# WORK ITEM
Please copy out every line of the listing below in which the word "state" appears.

# THE INPUT
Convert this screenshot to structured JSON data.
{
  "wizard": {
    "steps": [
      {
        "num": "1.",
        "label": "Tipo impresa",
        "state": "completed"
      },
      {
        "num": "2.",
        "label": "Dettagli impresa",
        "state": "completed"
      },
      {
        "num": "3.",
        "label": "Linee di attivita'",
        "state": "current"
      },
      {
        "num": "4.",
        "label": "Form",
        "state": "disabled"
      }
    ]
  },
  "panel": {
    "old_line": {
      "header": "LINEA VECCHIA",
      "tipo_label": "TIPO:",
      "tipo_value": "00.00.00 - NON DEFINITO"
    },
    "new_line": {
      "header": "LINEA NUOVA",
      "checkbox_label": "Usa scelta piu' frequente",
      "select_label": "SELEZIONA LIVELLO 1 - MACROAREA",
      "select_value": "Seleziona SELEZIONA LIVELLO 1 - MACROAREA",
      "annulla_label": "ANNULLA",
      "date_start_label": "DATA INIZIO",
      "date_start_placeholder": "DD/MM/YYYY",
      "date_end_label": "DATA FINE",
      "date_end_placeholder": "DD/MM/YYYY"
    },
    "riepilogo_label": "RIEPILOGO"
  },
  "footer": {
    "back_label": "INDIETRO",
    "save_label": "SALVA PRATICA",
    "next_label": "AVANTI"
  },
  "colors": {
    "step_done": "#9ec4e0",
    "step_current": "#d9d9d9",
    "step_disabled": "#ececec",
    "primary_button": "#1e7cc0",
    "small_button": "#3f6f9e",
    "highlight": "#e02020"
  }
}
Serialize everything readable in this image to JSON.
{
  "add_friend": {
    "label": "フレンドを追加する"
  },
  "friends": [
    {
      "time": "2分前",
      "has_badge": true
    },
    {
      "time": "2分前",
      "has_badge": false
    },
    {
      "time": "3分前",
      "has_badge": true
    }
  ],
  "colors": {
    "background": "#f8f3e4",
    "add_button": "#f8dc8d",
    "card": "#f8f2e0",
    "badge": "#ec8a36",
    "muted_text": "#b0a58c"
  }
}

# SOLUTION
        "state": "completed"
        "state": "completed"
        "state": "current"
        "state": "disabled"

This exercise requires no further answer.